▸ Work instructions:
Which lines of the records below contain the word "icon"? Report each of them in full.

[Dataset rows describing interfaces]
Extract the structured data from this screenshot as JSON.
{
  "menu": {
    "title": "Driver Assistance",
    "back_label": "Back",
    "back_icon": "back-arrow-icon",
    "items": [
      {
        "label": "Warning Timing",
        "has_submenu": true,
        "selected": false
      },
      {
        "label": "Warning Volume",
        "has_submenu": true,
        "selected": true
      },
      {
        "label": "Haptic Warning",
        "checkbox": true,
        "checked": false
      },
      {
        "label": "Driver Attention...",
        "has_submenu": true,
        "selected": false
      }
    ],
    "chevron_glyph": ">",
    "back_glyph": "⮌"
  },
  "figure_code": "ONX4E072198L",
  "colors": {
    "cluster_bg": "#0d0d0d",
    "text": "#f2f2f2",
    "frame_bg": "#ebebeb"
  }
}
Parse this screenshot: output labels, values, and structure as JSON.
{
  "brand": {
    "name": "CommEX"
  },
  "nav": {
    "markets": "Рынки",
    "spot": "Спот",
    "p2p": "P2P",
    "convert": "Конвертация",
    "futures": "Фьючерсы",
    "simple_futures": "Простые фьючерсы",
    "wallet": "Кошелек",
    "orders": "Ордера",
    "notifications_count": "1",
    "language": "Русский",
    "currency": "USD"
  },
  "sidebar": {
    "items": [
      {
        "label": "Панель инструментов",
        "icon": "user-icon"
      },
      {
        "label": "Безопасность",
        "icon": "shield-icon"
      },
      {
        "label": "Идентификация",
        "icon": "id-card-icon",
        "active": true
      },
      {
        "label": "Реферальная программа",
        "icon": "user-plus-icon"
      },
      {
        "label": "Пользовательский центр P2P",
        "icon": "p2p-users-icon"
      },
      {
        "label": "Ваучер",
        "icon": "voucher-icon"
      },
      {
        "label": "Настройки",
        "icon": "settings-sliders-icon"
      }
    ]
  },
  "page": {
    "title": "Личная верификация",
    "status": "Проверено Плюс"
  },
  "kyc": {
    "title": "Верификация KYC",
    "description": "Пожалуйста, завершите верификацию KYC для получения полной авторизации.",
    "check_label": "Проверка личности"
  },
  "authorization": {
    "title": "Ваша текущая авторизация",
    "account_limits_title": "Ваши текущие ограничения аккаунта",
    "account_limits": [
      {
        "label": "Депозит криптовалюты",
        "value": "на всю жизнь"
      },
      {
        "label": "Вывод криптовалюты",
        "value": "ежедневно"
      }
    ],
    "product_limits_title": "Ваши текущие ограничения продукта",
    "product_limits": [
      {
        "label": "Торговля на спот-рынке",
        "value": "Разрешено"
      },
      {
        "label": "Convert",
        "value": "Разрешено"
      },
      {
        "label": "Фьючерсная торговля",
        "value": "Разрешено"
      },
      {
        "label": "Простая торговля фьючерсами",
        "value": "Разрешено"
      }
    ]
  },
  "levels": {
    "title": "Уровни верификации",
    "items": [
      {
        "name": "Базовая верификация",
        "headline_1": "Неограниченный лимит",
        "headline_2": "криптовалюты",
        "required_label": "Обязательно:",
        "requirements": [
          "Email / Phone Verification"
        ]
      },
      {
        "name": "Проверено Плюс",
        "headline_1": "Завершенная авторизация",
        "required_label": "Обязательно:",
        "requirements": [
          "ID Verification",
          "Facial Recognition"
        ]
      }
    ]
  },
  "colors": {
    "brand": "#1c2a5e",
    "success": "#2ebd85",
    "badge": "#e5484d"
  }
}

▸ Response area:
    "back_icon": "back-arrow-icon",
        "icon": "user-icon"
        "icon": "shield-icon"
        "icon": "id-card-icon",
        "icon": "user-plus-icon"
        "icon": "p2p-users-icon"
        "icon": "voucher-icon"
        "icon": "settings-sliders-icon"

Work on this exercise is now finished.